First book to be reviewed in 2013 and Flora Nwapa's second novel I have read so far. In order to read my first review of her novel please click here.
Women are Different is about Agnes, Dora, Rose and perhaps Comfort with different background. They met when they were teenagers in an entrance examination to high school in 1945, Nigeria. Eventually, they passed and were all admitted to girls boarding school. A British missionary was the school principal. She was determined to raise them in the Christian way and prepare them for the fast approaching "ill-considered" independent Nigeria.
Life in boarding school was fun, full of dreams and hope for the future, romance novels were clandestinely read. They met boys; fell in love and talked about how beautiful life would be with them.

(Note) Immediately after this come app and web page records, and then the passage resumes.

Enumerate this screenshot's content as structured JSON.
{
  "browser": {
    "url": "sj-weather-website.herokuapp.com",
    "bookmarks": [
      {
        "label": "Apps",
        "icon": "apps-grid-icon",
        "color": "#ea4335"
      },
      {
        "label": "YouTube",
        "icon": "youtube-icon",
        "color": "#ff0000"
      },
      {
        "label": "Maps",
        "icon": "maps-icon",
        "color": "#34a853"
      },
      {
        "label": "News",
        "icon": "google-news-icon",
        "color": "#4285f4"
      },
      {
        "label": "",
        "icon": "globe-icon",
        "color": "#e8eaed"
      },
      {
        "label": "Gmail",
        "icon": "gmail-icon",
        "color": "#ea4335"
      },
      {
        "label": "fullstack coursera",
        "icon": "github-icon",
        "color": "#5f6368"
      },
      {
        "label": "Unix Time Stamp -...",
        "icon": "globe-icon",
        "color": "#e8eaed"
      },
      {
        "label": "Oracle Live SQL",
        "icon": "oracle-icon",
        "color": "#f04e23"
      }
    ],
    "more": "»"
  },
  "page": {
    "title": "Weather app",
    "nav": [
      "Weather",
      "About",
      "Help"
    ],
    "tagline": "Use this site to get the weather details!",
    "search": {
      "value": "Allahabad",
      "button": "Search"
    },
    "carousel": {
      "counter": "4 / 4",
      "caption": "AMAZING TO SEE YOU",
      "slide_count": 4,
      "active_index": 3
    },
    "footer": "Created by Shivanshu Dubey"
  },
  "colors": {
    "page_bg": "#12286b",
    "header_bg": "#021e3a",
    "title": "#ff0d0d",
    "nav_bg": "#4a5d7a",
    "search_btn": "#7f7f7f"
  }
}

After many years of swotting for exams, they finally passed and graduated from high school to face the real world.
To start with, Agnes was forced to marry a man she loathed. Even so, she gave birth to four children or so, whereupon, her marriage finally fell to the ground, so she decided to start life afresh on her own with her children. Next, Dora happily married Chris, her high school love and bore him four children there around. Afterwards, Chris had to travel abroad to forward his studies but he never returned. It was later learnt that he was in a relationship with a German lady in Hamburg. Rose's high school love just vanished into thin air. Thereafter, she only came across men who duped and jilted her, she was catching-up the age of forty-two without a husband and children. In fact, her personal life was nothing to be proud of in those days. Nonetheless, her professional life was thriving. Finally, Comfort, she was always there to give her opinion.

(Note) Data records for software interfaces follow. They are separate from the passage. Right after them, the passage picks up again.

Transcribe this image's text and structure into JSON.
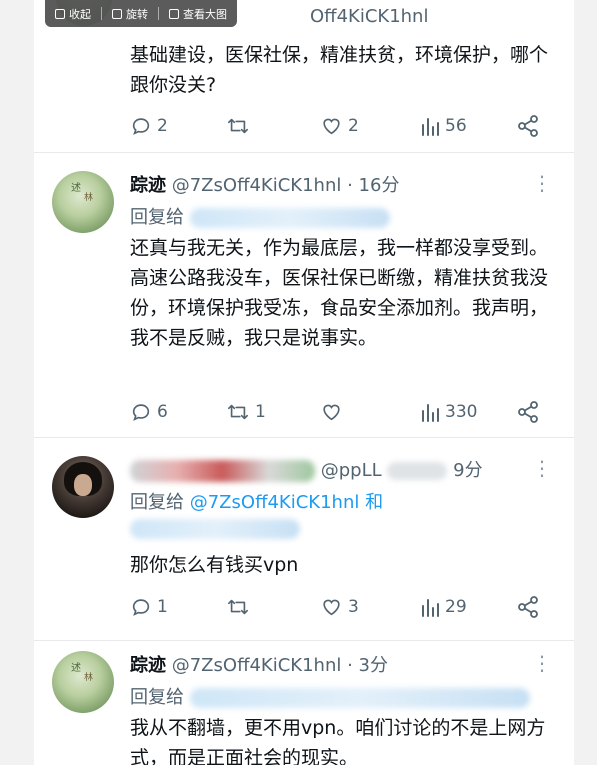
{
  "toolbar": {
    "collect": "收起",
    "rotate": "旋转",
    "view_large": "查看大图"
  },
  "tweet0": {
    "handle_partial": "Off4KiCK1hnl",
    "text": "基础建设，医保社保，精准扶贫，环境保护，哪个跟你没关?",
    "replies": "2",
    "retweets": "",
    "likes": "2",
    "views": "56"
  },
  "tweet1": {
    "name": "踪迹",
    "handle": "@7ZsOff4KiCK1hnl",
    "time": "· 16分",
    "reply_prefix": "回复给",
    "text": "还真与我无关，作为最底层，我一样都没享受到。高速公路我没车，医保社保已断缴，精准扶贫我没份，环境保护我受冻，食品安全添加剂。我声明，我不是反贼，我只是说事实。",
    "replies": "6",
    "retweets": "1",
    "likes": "",
    "views": "330"
  },
  "tweet2": {
    "handle_partial": "@ppLL",
    "time": "9分",
    "reply_prefix": "回复给",
    "reply_to": "@7ZsOff4KiCK1hnl",
    "reply_and": "和",
    "text": "那你怎么有钱买vpn",
    "replies": "1",
    "retweets": "",
    "likes": "3",
    "views": "29"
  },
  "tweet3": {
    "name": "踪迹",
    "handle": "@7ZsOff4KiCK1hnl",
    "time": "· 3分",
    "reply_prefix": "回复给",
    "text": "我从不翻墙，更不用vpn。咱们讨论的不是上网方式，而是正面社会的现实。"
  },
  "avatar_glyphs": {
    "green_top": "述",
    "green_bottom": "林"
  },
  "colors": {
    "text": "#0f1419",
    "secondary": "#536471",
    "accent": "#1d9bf0",
    "divider": "#e7e9eb"
  }
}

These women were struggling against all odds to change their plight in the midst of Nigeria that got her independence in October 1960. No sooner had January 15th coup of 1966 occurred than it became restive, followed by a civil war that started in 1967 and ended in 1970. At a point, considering what has become of their lives, they wondered whether the British missionary really prepared them to exist in such a society.
I enjoyed this novel, it is an insight into the life of women in Nigeria between the 50s and the 70s. I recommend it to everyone (adults especially). Flora Nwapa writes inspiring stories about women. Even though, "Women are Different" is a novel I took so much pleasure in reading, I have to admit that there were few grammatical errors detected. However, it would not diminish your relish for reading. Five stars read indeed.